_Task directions_
Hunt through the entries for the word "value" and copy each line in which it appears.

_Extracted data_
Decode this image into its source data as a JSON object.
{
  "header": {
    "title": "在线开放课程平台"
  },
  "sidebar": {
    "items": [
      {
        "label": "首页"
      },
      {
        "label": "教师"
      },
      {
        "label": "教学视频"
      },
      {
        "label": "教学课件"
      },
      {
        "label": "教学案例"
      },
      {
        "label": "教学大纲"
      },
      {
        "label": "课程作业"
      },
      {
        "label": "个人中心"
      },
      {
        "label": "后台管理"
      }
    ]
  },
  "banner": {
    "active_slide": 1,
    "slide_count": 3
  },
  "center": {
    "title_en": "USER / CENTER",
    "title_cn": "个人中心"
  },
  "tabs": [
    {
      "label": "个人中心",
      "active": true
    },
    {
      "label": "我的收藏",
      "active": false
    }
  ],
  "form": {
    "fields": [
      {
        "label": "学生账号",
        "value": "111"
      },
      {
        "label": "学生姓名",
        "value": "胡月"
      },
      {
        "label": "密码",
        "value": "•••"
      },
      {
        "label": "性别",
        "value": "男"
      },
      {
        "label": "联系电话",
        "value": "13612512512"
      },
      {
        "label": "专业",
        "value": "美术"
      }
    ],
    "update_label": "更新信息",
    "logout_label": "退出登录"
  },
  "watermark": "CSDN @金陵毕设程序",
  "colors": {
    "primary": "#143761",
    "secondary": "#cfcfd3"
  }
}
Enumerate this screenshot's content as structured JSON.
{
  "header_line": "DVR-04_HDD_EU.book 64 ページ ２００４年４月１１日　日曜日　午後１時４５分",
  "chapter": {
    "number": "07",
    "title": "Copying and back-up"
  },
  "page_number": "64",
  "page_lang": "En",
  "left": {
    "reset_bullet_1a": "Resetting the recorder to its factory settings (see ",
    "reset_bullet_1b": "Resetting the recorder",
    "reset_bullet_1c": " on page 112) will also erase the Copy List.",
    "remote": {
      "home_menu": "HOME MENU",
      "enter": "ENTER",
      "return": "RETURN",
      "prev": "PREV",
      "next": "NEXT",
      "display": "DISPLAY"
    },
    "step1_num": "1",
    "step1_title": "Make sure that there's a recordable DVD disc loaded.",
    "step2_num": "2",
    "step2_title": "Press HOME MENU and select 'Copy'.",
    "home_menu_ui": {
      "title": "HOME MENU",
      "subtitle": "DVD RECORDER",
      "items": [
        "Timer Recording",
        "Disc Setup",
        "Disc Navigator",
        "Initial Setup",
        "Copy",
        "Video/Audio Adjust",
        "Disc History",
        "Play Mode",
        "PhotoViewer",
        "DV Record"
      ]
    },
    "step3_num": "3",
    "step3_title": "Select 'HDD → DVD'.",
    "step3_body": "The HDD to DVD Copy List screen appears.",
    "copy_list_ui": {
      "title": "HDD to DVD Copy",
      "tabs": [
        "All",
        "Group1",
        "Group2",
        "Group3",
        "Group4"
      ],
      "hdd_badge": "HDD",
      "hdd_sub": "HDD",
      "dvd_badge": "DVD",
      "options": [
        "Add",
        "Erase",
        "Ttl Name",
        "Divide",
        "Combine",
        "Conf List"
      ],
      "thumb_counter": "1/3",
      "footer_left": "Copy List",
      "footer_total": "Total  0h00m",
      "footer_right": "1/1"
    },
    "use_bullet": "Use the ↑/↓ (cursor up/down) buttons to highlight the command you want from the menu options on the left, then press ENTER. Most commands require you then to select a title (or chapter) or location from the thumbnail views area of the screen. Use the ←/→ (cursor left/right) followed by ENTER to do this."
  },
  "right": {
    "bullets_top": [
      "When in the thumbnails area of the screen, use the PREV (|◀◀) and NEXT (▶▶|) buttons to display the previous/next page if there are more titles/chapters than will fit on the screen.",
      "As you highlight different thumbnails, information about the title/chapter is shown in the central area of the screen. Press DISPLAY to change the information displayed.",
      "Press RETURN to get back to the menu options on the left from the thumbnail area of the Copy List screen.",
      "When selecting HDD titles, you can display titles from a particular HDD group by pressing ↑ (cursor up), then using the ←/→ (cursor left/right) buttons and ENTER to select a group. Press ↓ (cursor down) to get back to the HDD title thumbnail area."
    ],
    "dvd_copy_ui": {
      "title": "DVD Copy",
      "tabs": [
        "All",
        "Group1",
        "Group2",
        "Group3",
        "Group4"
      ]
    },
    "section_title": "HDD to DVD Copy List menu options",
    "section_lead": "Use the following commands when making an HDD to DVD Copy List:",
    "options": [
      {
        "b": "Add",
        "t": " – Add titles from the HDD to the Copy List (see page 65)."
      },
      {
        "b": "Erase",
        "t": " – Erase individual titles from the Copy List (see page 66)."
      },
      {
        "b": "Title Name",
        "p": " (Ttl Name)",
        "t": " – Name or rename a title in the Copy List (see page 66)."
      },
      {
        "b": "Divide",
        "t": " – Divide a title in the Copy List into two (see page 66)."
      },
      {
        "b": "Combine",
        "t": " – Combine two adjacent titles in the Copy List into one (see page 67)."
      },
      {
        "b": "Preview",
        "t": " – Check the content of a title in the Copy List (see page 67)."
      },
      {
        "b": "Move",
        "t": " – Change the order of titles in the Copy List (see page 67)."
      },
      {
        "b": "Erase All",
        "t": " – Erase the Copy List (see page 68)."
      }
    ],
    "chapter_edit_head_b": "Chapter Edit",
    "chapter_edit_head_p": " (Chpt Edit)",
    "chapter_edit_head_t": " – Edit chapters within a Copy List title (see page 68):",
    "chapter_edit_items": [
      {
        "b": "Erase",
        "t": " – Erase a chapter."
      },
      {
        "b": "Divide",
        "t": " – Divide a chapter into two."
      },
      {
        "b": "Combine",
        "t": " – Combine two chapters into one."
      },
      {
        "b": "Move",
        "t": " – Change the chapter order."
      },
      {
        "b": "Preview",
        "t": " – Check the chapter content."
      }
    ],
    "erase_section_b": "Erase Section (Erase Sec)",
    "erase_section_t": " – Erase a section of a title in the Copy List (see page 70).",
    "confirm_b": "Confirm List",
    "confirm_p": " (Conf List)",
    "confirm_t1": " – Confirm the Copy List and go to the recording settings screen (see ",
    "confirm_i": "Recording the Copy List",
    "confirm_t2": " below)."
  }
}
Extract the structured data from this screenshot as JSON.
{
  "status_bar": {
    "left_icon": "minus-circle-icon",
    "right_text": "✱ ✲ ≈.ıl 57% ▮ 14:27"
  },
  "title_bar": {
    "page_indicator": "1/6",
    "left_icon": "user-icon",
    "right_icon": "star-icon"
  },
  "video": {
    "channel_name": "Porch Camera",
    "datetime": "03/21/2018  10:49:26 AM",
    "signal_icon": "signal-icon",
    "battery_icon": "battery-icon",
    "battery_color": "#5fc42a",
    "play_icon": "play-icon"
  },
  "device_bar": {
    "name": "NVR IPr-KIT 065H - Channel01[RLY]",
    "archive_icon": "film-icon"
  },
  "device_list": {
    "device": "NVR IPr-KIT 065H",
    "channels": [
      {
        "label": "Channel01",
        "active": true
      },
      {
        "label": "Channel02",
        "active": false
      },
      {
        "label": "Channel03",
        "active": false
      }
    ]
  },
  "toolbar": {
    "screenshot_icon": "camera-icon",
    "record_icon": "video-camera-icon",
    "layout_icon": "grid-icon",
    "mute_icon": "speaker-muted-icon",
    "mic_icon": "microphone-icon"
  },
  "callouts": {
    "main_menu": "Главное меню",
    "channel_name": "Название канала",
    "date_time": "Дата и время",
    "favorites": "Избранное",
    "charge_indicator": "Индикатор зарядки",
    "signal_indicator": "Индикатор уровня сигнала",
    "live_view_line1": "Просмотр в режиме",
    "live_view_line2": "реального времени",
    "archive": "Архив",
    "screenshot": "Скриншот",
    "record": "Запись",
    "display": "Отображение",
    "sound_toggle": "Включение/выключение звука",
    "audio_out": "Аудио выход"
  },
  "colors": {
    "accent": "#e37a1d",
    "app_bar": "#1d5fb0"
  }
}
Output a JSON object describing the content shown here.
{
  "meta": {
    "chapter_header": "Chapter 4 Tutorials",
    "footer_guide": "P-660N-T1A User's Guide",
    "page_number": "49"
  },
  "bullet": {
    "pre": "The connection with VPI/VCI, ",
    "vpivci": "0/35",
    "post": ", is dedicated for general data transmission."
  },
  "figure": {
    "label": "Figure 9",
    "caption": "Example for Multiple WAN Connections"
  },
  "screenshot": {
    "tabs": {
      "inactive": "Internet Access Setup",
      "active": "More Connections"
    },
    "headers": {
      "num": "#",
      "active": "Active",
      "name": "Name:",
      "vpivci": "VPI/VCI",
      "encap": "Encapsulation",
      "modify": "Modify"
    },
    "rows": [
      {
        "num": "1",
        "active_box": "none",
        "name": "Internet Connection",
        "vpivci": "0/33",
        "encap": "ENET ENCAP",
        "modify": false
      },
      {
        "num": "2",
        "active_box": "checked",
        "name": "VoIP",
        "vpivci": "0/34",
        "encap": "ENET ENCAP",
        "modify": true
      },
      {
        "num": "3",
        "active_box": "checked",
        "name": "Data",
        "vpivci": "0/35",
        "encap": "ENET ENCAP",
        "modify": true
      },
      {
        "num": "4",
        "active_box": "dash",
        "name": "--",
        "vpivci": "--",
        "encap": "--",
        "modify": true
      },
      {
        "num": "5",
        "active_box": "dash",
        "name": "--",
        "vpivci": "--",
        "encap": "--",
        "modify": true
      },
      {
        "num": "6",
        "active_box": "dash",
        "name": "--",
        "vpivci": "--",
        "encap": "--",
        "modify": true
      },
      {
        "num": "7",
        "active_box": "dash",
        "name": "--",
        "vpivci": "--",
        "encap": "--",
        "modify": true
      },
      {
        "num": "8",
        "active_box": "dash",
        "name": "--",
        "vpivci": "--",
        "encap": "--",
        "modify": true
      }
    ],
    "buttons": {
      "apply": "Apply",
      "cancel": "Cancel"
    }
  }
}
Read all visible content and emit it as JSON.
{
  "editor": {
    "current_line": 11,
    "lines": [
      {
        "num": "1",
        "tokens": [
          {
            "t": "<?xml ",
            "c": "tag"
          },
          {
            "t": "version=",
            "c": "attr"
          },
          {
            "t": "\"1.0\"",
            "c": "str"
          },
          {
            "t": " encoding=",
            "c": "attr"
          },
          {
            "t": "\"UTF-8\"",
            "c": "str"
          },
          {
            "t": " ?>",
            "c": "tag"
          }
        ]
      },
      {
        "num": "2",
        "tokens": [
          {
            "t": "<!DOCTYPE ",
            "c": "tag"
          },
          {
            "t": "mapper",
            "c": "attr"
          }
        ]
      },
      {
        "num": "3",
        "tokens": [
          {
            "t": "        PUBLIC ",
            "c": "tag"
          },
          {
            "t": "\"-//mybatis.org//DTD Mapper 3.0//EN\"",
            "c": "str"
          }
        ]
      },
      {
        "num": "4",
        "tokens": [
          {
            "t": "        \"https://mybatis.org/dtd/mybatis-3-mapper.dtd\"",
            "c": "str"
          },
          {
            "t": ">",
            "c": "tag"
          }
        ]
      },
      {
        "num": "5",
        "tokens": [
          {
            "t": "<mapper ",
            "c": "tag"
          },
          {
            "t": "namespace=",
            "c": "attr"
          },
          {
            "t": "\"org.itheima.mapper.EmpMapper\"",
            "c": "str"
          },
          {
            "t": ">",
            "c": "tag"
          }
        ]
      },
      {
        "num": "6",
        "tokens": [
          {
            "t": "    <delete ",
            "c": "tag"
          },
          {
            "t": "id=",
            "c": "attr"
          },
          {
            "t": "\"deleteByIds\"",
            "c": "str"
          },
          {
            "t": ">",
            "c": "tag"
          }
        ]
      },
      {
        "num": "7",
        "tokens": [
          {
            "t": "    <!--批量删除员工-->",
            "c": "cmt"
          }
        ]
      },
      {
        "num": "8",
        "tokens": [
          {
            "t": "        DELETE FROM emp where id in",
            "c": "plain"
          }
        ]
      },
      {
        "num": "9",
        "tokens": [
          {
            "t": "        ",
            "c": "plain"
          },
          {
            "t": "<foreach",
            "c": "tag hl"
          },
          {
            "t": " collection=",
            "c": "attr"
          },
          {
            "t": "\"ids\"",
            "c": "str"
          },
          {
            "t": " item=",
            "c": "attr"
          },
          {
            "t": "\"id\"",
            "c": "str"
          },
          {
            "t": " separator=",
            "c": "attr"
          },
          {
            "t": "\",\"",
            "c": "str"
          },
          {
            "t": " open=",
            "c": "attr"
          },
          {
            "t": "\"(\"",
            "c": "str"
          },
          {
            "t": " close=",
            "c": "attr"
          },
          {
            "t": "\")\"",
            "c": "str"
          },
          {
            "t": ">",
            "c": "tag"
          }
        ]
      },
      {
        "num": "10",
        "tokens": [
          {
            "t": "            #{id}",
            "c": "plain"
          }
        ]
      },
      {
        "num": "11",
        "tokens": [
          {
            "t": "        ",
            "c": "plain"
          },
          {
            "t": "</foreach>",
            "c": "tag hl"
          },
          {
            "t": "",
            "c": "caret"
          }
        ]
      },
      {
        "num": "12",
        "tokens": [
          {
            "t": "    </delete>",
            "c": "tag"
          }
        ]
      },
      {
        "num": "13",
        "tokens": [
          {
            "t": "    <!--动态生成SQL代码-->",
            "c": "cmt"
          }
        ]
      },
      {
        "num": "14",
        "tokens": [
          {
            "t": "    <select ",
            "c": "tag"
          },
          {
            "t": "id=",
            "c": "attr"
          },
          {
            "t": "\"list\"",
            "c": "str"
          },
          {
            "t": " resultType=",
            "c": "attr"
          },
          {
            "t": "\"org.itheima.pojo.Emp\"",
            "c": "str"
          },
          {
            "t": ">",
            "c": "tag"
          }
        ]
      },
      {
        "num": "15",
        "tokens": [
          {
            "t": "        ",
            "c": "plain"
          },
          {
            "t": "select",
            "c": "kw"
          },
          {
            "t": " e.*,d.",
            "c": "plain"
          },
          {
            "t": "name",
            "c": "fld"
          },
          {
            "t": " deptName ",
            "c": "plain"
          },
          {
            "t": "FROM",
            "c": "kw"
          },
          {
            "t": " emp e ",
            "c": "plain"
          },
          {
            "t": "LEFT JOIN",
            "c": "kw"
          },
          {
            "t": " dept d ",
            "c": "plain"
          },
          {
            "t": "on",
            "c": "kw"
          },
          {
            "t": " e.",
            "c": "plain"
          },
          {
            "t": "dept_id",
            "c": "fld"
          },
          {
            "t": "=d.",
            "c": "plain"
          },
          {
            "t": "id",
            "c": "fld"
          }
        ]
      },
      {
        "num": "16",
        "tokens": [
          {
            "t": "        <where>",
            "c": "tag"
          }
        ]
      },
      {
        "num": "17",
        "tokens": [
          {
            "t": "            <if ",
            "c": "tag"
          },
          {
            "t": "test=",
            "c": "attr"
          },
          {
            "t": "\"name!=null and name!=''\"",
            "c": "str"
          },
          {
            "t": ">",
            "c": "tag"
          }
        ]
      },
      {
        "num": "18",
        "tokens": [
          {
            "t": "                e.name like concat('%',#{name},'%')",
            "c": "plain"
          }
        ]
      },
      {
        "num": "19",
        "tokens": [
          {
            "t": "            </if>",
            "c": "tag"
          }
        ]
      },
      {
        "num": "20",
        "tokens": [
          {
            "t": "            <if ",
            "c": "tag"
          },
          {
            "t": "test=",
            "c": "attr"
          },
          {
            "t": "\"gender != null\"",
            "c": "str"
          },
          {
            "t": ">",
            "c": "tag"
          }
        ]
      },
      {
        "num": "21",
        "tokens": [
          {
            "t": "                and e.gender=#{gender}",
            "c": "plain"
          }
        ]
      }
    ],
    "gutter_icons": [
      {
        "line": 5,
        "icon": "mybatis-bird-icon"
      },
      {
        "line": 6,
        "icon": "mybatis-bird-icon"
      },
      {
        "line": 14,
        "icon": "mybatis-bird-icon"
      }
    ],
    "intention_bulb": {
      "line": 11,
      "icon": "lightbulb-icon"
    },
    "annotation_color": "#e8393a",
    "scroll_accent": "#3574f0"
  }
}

_Solution for this exercise_
        "value": "111"
        "value": "胡月"
        "value": "•••"
        "value": "男"
        "value": "13612512512"
        "value": "美术"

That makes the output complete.